Trim Season, directed by Ariel Vida, ingeniously marries the unlikely realms of horror and cannabis culture, creating a tale that defies convention and captivates with its blend of stoner allure and supernatural intrigue. Ariel Vida's visionary narration masterfully interweaves these seemingly disparate elements, transporting the audience into a world where the mundane and the supernatural intertwine in a hypnotic dance. This genre-bending film, which crosses traditional horror boundaries, tackles profound themes of self-discovery, gender dynamics and arcana.
At the heart of the story is Emma, played with raw authenticity by the talented Bethlehem Million. Faced with a difficult financial situation, Emma's decision to join a group of cannabis cutters on an isolated farm becomes the catalyst for a series of strange and unsettling events. Emma's transformation, spurred on by her friend Julia, played by Alex Essoe, becomes a captivating focal point. Million's performance perfectly captures Emma's evolution from passivity to self-assurance, inviting the audience to participate in her emotional odyssey.
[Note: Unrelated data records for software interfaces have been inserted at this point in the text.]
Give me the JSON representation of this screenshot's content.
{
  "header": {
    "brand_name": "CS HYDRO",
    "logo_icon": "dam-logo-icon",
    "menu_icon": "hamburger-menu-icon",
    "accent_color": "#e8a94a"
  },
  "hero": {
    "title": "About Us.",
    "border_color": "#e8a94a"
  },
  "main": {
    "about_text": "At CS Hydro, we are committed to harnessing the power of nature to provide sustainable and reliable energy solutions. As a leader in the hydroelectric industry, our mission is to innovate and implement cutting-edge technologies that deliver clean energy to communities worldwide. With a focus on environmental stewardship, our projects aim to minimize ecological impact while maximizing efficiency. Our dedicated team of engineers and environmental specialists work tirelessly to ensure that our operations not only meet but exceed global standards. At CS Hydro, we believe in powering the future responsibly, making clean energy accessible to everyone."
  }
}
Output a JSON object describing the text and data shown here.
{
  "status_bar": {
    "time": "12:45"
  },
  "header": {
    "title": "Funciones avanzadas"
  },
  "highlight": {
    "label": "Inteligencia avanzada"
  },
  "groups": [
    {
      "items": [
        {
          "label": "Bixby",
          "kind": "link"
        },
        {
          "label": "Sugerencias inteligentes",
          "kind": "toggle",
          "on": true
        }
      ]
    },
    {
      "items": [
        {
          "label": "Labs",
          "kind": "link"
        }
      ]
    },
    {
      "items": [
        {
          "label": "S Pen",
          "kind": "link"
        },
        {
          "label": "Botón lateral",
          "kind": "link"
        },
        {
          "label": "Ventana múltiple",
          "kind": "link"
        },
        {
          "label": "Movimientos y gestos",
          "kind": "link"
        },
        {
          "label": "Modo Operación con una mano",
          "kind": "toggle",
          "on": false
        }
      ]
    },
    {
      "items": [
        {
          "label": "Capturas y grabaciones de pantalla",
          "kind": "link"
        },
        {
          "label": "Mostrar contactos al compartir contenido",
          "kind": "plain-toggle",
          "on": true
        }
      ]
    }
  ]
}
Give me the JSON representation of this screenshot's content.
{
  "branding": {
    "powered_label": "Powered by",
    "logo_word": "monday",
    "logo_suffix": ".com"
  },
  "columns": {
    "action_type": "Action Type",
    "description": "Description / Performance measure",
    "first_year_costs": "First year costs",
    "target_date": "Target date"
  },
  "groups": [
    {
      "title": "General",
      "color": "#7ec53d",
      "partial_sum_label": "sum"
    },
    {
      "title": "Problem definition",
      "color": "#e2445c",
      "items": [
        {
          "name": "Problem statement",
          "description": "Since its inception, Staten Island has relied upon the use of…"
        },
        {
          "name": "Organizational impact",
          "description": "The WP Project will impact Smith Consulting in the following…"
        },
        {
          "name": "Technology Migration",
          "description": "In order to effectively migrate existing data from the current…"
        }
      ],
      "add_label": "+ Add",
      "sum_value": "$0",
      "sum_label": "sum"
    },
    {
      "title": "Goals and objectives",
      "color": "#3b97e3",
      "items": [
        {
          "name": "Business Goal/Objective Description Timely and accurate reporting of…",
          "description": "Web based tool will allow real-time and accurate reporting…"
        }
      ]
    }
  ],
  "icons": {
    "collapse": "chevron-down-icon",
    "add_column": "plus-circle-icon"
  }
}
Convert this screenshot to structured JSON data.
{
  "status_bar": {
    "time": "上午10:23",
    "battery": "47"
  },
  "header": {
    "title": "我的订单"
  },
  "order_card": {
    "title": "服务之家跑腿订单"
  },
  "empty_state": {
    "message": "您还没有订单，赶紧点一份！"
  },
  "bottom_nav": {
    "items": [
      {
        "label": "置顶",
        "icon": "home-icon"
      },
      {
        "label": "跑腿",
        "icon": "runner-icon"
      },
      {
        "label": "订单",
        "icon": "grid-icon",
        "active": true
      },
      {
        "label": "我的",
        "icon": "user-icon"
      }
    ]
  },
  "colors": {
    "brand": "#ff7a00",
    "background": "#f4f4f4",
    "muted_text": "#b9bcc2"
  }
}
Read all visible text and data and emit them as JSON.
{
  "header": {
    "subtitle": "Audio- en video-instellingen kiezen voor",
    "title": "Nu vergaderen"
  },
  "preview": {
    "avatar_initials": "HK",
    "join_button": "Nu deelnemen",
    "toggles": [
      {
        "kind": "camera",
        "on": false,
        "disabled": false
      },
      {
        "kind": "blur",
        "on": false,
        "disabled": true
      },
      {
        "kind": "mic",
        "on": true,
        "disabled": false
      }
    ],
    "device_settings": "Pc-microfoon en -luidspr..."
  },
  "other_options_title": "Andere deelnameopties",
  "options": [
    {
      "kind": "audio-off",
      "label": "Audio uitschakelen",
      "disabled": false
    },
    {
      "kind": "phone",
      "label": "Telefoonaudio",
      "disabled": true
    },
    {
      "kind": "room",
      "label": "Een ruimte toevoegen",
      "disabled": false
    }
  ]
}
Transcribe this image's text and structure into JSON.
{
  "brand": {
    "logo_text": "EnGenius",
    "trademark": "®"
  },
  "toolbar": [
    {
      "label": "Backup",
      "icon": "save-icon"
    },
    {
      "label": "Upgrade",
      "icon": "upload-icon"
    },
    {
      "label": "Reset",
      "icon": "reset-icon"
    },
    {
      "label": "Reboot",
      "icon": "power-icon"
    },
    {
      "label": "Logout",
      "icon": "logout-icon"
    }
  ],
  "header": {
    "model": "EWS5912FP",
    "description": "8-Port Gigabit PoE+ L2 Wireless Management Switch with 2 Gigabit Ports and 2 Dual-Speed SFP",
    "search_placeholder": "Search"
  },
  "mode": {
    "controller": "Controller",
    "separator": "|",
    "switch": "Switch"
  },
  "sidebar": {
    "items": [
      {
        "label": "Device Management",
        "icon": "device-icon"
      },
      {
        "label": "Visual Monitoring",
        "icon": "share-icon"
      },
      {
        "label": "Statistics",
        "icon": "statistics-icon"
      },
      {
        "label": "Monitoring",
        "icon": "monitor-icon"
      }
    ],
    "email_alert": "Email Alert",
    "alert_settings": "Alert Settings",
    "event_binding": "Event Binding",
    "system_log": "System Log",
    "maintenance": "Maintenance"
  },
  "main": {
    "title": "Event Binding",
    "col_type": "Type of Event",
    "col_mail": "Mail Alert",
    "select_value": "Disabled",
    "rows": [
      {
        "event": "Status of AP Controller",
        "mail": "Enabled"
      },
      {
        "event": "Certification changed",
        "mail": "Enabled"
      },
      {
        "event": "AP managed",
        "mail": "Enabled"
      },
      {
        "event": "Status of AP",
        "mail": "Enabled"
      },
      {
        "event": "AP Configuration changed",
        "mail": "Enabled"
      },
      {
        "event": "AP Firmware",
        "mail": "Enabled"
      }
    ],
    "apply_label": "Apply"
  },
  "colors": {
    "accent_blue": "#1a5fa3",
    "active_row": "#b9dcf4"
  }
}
Ariel Vida's casting prowess is exemplified in his ensemble, which infuses the plot with a range of personalities and backgrounds. Bex Taylor-Klaus, as Dusty, stands out with a performance that oscillates between unease and fascination, deftly adding layers to the narrative. Ally Ioannides, Juliette Kenn De Balinthazy and Jane Badler also deliver outstanding performances, each contributing to the film's enigmatic, haunting atmosphere.
The film's meticulous craftsmanship extends beyond the cast, as evidenced by Joseph Bishara's haunting sound design and score. The lighting effects and intricate sets transport viewers to the isolated farmhouse, where an aura of unease pervades the air. Infrequent but precise practical effects punctuate the narrative, reinforcing the film's indie aesthetic and offering moments of hard-hitting terror.
Trim Season weaves a complex tapestry of subplots, plunging viewers into a labyrinth of mysteries that gradually unveil the enigmatic secrets of the farm and its inhabitants. While the film easily draws its audience into its mystical embrace, there are instances where the complex story could have benefited from additional exposition to avoid potential confusion.
In the midst of evolving horror conventions and a reassessment of gender dynamics, Trim Season emerges thanks to its unique focus on female and non-binary perspectives. By challenging the traditionally male-centric representation of stoner culture, the film breathes new life into the genre. The authenticity of representation achieved through the diverse cast and character-driven narrative is testament to the film's commitment to authentic storytelling.
Ariel Vida's directorial prowess is palpable, lending the film an atmosphere that oscillates between poetic beauty and spine-chilling horror. The visual compositions slide from hypnotic to visceral, amplifying the film's emotional impact. Although the pace is deliberately slow, reflecting the gradual ascent of a joint, there are moments when tighter editing could have heightened the suspense.
Trim Season is an exciting exploration of the link between horror, cannabis culture and the supernatural. The film's eloquent performances, meticulous artistry and stimulating narrative combine to deliver an unparalleled cinematic journey, rich in suspense and strangeness. Although certain facets of the story could have benefited from further exploration, the adventure into the occult realm of the Emerald Triangle leaves an indelible mark. Ariel Vida's cinematic debut defies convention, breaking new ground in the horror genre and establishing her as a director to watch.
Directed by Ariel Vida
Produced by Jane Badler, Cameron Burns, Sean E. DeMott, Paul Holbrook, Aaron B. Koontz
Written by David Blair, Ariel Vida
Starring Bethlehem Million, Alex Essoe, Ally Ioannides, Bex Taylor-Klaus, Jane Badler, Juliette Kenn De Balinthazy, Ryan Donowho, Cory Hart, Marc Senter, Paris Warner, Lorenzo Antonucci, Austin R. Grant, Maddie Henderson, Chelsea Jurkiewicz Arianna Scott, Corynn Treadwell
Music by Joseph Bishara
Cinematography : Luka Bazeli
Edited by Joseph Shahood
Running time : 100 minutes
Viewed August 14, 2023 (Frightfest press screener)